## REQUIREMENT
Work out the count of lines in the listing below that include "kind". Give that count alone.

*** Opening of DATA SHOWN ***

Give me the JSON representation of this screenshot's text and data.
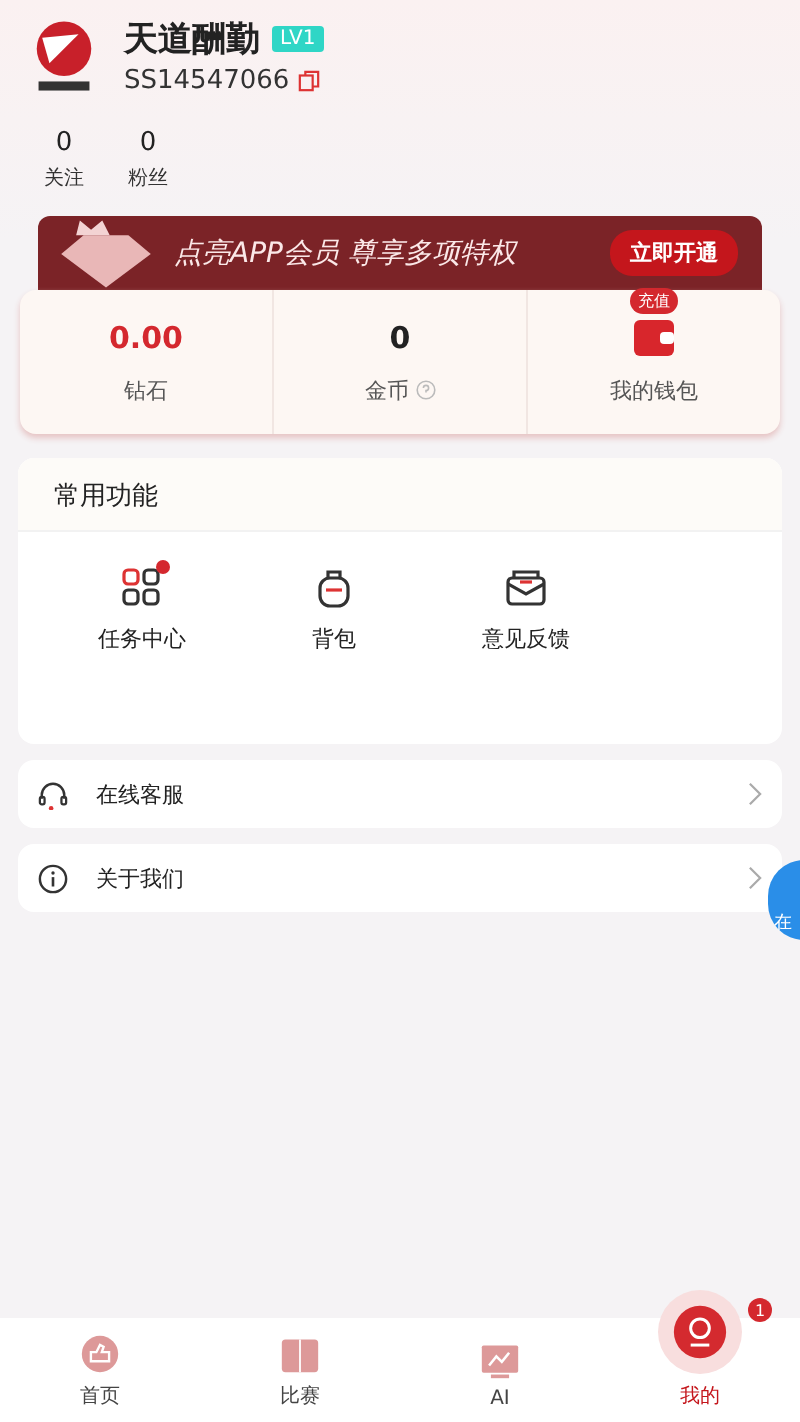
{
  "profile": {
    "name": "天道酬勤",
    "level": "LV1",
    "user_id": "SS14547066"
  },
  "stats": [
    {
      "value": "0",
      "label": "关注"
    },
    {
      "value": "0",
      "label": "粉丝"
    }
  ],
  "vip_banner": {
    "text": "点亮APP会员 尊享多项特权",
    "button": "立即开通"
  },
  "wallet": [
    {
      "kind": "amount",
      "value": "0.00",
      "label": "钻石"
    },
    {
      "kind": "coin",
      "value": "0",
      "label": "金币"
    },
    {
      "kind": "wallet",
      "badge": "充值",
      "label": "我的钱包"
    }
  ],
  "common_functions": {
    "title": "常用功能",
    "items": [
      {
        "kind": "tasks",
        "label": "任务中心",
        "badge_dot": true
      },
      {
        "kind": "backpack",
        "label": "背包",
        "badge_dot": false
      },
      {
        "kind": "feedback",
        "label": "意见反馈",
        "badge_dot": false
      }
    ]
  },
  "menu": [
    {
      "kind": "headset",
      "label": "在线客服"
    },
    {
      "kind": "info",
      "label": "关于我们"
    }
  ],
  "floating_widget": {
    "text": "在"
  },
  "tab_bar": [
    {
      "kind": "home",
      "label": "首页",
      "selected": false
    },
    {
      "kind": "match",
      "label": "比赛",
      "selected": false
    },
    {
      "kind": "ai",
      "label": "AI",
      "selected": false
    },
    {
      "kind": "me",
      "label": "我的",
      "selected": true,
      "badge": "1"
    }
  ]
}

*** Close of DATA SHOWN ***

## SOLUTION BELOW
12